Implementing a skill-based pay system requires determining skill levels and pay ranges, communicating the pay system to employees, evaluating and rewarding performance, and managing potential drawbacks and challenges. It’s a complex process – as described above – but it is nonetheless essential for ensuring that the system is fair and effective.
- Define and identify the skills. This can be done through job analysis and evaluation, in which a job’s tasks, responsibilities, and requirements are studied in detail to identify the essential skills.
- Assess employee skills. Employees’ skills must also be assessed to determine their level of competency. This can be accomplished through various methods such as skill tests, performance evaluations, and employee self-assessments.
- Develop a skill-based pay structure. A skill-based pay structure should clearly define the pay scale for each skill level, as well as how employees can progress through it.
- Communicate the new pay structure. Employees must understand how the new skill-based pay structure works, their opportunities for advancement, and how they can improve their skills to increase their pay.
- Train and develop employees. Training and development opportunities should be provided to help employees improve their skills and move up the skill-based pay ladder. This can include on-the-job training, mentoring, and formal training programs.
- Monitor and adjust the pay structure. Regular monitoring and adjustment of the skill-based pay structure should be conducted to ensure it remains relevant and effective. This may involve updating the skills required for each job role or adjusting the pay levels based on market trends or business needs.
The role of skills management software in skill-based pay
Skills management software can play an integral role in both designing and implementing skill-based pay strategies. Because of their complex nature – and especially in large or highly technical organizations – these strategies are often difficult to manage and maintain. Skills-management software alleviates many of these frustrations.
In this section, we’ll take a look at how AG5’s skills management solutions approaches and navigates challenges posed by skill-based pay.
Identifying skills gaps
Skills management software can help identify the skills required for each role in an organization or team, which is an essential step in developing a skill-based pay strategy.
AG5 provides a clear overview of all skills present in an organization – and those that are needed – enabling you to identify skills gaps before they appear, or close those that already exist.
Tracking employee progress
Skills management software can track the progress of employees as they develop their skills and move up the skill-based pay ladder. This can help managers identify high-performing employees and reward them accordingly.
Here, AG5’s intuitive skills matrices and employee insights page come into play, providing real-time information regarding employee skills, certifications, qualifications, and other relevant information.
Improve training plans
Skills management software can help managers improve training plans by targeting skills that are required for certain teams or projects. This can help employees upskill and progress through skill-based pay levels.
AG5 provides you with this insight via a clear, intuitive dashboard. This will allow you to tailor your existing training plans to your needs, ensuring that your employees – and your organization – make the most of your skill-based pay strategy.

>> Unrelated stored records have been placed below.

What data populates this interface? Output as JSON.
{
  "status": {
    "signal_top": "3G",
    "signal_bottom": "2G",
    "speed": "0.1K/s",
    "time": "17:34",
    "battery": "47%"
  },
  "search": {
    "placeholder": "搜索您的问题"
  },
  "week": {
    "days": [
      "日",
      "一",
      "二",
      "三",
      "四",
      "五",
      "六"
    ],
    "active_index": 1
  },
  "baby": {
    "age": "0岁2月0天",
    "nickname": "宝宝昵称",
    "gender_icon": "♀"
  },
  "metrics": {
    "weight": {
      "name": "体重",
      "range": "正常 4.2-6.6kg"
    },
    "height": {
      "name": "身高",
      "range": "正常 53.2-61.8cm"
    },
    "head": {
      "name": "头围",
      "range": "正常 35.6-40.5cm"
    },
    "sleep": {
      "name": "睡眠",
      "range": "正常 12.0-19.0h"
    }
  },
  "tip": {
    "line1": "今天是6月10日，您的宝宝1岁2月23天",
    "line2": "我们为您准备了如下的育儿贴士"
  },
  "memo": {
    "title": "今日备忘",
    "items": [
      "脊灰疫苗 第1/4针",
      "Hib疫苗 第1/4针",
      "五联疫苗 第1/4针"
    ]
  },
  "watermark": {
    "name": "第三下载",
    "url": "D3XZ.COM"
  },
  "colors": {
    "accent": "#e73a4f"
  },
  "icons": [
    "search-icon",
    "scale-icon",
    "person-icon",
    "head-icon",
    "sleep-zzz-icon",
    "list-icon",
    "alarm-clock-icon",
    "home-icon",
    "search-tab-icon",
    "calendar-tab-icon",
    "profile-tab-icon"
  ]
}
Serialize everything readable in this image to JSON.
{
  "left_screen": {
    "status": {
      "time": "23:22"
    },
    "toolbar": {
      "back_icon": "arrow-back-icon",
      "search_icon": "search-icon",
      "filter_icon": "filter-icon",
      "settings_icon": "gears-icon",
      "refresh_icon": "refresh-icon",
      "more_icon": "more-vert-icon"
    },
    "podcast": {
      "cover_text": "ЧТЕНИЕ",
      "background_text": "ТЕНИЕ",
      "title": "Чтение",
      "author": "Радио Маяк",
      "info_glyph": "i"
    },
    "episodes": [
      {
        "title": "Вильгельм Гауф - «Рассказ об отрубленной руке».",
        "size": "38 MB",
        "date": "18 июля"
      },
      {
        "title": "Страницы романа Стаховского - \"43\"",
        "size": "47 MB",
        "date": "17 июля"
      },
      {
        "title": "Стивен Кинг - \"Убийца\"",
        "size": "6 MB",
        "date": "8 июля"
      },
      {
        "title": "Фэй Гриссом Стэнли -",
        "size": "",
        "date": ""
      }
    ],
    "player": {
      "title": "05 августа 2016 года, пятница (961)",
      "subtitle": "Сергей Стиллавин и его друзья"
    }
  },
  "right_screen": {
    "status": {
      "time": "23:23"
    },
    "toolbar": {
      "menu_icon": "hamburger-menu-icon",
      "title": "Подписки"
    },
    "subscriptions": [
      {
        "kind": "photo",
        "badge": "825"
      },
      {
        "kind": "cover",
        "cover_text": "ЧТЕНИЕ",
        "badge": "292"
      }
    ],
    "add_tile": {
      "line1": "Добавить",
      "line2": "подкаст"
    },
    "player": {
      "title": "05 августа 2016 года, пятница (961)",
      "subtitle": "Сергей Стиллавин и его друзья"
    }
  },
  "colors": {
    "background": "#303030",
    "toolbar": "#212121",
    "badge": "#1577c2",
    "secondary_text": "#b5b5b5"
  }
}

Monitoring the effectiveness of the skill-based pay strategy
You can determine a skill-based pay strategy’s efficacy by leveraging the skill-related data and analytics that skills management software collects and interprets. This can help managers identify areas for improvement and adjust the strategy accordingly.

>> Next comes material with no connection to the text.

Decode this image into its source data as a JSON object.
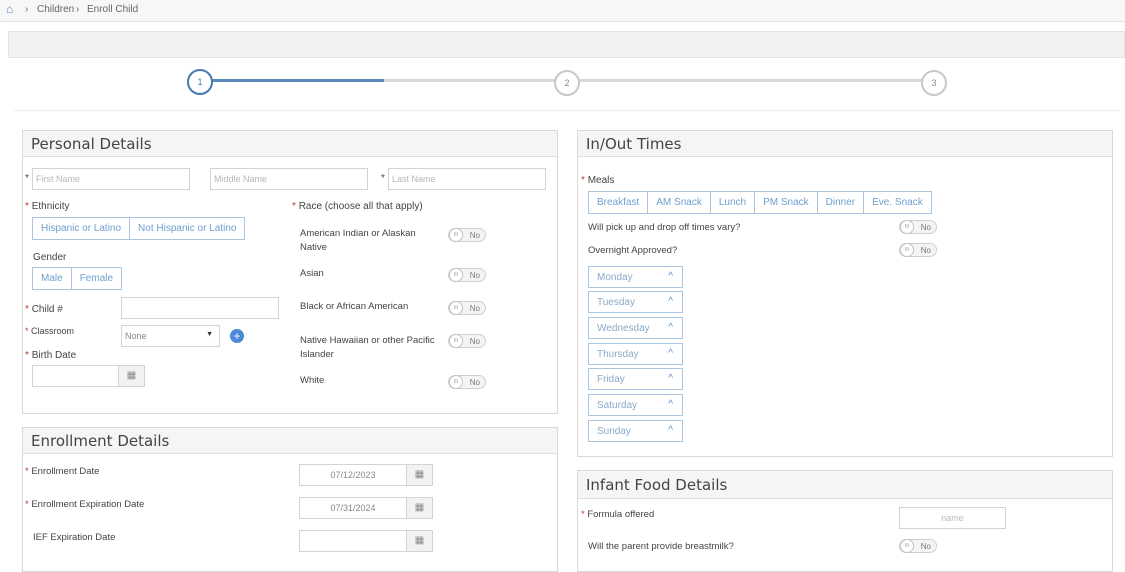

AG5’s platform uses skills-related data to generate employee-specific and organization-wide skills reports, helping organizations with skill-based pay strategies ensure they are running as efficiently and effectively as possible.
Ready to get started?
Ready to take the first step on your skills management journey? Get in touch today for a free, 15-minute remote demo – and see how AG5 can transform the way you operate.